Exercise goal
Start to finish, copy the data exactly.

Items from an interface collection
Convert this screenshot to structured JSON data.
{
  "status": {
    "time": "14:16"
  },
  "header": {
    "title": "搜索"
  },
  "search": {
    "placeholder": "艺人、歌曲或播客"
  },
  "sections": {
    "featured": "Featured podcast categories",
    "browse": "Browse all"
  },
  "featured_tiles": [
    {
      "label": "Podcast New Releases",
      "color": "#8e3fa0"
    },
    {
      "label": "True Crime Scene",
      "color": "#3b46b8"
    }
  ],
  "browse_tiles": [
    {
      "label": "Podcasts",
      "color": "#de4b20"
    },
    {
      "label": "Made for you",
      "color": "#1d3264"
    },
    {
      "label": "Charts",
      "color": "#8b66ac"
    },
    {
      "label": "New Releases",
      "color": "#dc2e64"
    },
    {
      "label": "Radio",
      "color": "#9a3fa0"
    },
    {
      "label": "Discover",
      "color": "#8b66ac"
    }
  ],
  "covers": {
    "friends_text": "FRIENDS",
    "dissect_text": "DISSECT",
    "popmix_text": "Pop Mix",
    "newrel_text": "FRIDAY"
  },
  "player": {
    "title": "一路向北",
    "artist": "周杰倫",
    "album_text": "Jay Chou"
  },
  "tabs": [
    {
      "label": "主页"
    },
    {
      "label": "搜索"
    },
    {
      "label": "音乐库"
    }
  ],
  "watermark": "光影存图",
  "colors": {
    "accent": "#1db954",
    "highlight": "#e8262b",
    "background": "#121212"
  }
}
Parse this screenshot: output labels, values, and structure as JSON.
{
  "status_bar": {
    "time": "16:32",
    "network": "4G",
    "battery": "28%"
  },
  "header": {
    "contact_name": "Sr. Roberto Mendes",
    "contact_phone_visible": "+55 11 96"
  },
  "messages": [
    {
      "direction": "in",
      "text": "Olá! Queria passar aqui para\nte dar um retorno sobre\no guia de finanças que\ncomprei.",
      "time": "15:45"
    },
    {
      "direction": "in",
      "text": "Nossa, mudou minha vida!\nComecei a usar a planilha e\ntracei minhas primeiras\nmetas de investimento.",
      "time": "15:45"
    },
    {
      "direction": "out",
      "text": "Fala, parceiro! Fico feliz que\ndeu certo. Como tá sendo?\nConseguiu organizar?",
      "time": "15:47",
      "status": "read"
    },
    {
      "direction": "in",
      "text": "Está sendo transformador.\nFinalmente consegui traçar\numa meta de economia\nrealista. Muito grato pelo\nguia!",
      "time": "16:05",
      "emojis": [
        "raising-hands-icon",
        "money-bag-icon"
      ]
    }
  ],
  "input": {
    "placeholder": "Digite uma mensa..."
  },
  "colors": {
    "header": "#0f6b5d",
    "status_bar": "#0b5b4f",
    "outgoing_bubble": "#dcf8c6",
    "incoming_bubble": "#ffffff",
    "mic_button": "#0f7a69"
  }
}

Solution to this exercise
Convert this screenshot to structured JSON data.
{
  "status": {
    "time": "14:16"
  },
  "header": {
    "title": "搜索"
  },
  "search": {
    "placeholder": "艺人、歌曲或播客"
  },
  "sections": {
    "featured": "Featured podcast categories",
    "browse": "Browse all"
  },
  "featured_tiles": [
    {
      "label": "Podcast New Releases",
      "color": "#8e3fa0"
    },
    {
      "label": "True Crime Scene",
      "color": "#3b46b8"
    }
  ],
  "browse_tiles": [
    {
      "label": "Podcasts",
      "color": "#de4b20"
    },
    {
      "label": "Made for you",
      "color": "#1d3264"
    },
    {
      "label": "Charts",
      "color": "#8b66ac"
    },
    {
      "label": "New Releases",
      "color": "#dc2e64"
    },
    {
      "label": "Radio",
      "color": "#9a3fa0"
    },
    {
      "label": "Discover",
      "color": "#8b66ac"
    }
  ],
  "covers": {
    "friends_text": "FRIENDS",
    "dissect_text": "DISSECT",
    "popmix_text": "Pop Mix",
    "newrel_text": "FRIDAY"
  },
  "player": {
    "title": "一路向北",
    "artist": "周杰倫",
    "album_text": "Jay Chou"
  },
  "tabs": [
    {
      "label": "主页"
    },
    {
      "label": "搜索"
    },
    {
      "label": "音乐库"
    }
  ],
  "watermark": "光影存图",
  "colors": {
    "accent": "#1db954",
    "highlight": "#e8262b",
    "background": "#121212"
  }
}
Parse this screenshot: output labels, values, and structure as JSON.
{
  "status_bar": {
    "time": "16:32",
    "network": "4G",
    "battery": "28%"
  },
  "header": {
    "contact_name": "Sr. Roberto Mendes",
    "contact_phone_visible": "+55 11 96"
  },
  "messages": [
    {
      "direction": "in",
      "text": "Olá! Queria passar aqui para\nte dar um retorno sobre\no guia de finanças que\ncomprei.",
      "time": "15:45"
    },
    {
      "direction": "in",
      "text": "Nossa, mudou minha vida!\nComecei a usar a planilha e\ntracei minhas primeiras\nmetas de investimento.",
      "time": "15:45"
    },
    {
      "direction": "out",
      "text": "Fala, parceiro! Fico feliz que\ndeu certo. Como tá sendo?\nConseguiu organizar?",
      "time": "15:47",
      "status": "read"
    },
    {
      "direction": "in",
      "text": "Está sendo transformador.\nFinalmente consegui traçar\numa meta de economia\nrealista. Muito grato pelo\nguia!",
      "time": "16:05",
      "emojis": [
        "raising-hands-icon",
        "money-bag-icon"
      ]
    }
  ],
  "input": {
    "placeholder": "Digite uma mensa..."
  },
  "colors": {
    "header": "#0f6b5d",
    "status_bar": "#0b5b4f",
    "outgoing_bubble": "#dcf8c6",
    "incoming_bubble": "#ffffff",
    "mic_button": "#0f7a69"
  }
}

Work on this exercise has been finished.